Records supplied >>

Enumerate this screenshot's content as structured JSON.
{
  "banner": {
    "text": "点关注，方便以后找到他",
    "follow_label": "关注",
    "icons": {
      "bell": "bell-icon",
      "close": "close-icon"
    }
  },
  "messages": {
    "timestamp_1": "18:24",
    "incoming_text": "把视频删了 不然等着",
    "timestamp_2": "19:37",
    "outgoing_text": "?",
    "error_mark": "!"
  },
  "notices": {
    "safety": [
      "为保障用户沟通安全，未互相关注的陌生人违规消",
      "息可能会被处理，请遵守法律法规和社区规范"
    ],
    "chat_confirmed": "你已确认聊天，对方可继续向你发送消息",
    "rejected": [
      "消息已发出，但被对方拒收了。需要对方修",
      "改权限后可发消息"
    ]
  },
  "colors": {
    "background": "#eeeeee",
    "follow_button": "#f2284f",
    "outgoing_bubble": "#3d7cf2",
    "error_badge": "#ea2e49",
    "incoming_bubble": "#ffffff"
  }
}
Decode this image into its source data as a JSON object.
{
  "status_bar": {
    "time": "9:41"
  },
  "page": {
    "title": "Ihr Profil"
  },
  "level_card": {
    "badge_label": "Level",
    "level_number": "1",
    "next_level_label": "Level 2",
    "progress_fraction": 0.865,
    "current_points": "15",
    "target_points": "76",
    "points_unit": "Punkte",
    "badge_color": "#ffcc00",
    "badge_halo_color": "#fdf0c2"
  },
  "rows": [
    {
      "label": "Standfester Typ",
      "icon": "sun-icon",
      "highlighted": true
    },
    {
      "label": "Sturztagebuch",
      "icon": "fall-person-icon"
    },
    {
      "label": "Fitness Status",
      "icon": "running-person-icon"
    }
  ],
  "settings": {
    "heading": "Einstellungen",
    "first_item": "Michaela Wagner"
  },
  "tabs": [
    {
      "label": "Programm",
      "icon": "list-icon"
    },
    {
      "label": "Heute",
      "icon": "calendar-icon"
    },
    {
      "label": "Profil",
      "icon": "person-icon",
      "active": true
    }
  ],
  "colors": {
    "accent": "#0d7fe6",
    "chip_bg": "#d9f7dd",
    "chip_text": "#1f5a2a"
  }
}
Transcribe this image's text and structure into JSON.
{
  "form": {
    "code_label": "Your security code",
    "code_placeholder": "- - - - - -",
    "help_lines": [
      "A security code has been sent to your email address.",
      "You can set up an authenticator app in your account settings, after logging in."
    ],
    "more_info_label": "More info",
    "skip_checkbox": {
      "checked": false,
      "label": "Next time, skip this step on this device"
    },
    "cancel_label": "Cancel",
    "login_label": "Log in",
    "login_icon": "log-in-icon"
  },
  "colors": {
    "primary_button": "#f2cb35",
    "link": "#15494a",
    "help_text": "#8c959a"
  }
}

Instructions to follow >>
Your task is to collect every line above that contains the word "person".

Task response >>
      "icon": "fall-person-icon"
      "icon": "running-person-icon"
      "icon": "person-icon",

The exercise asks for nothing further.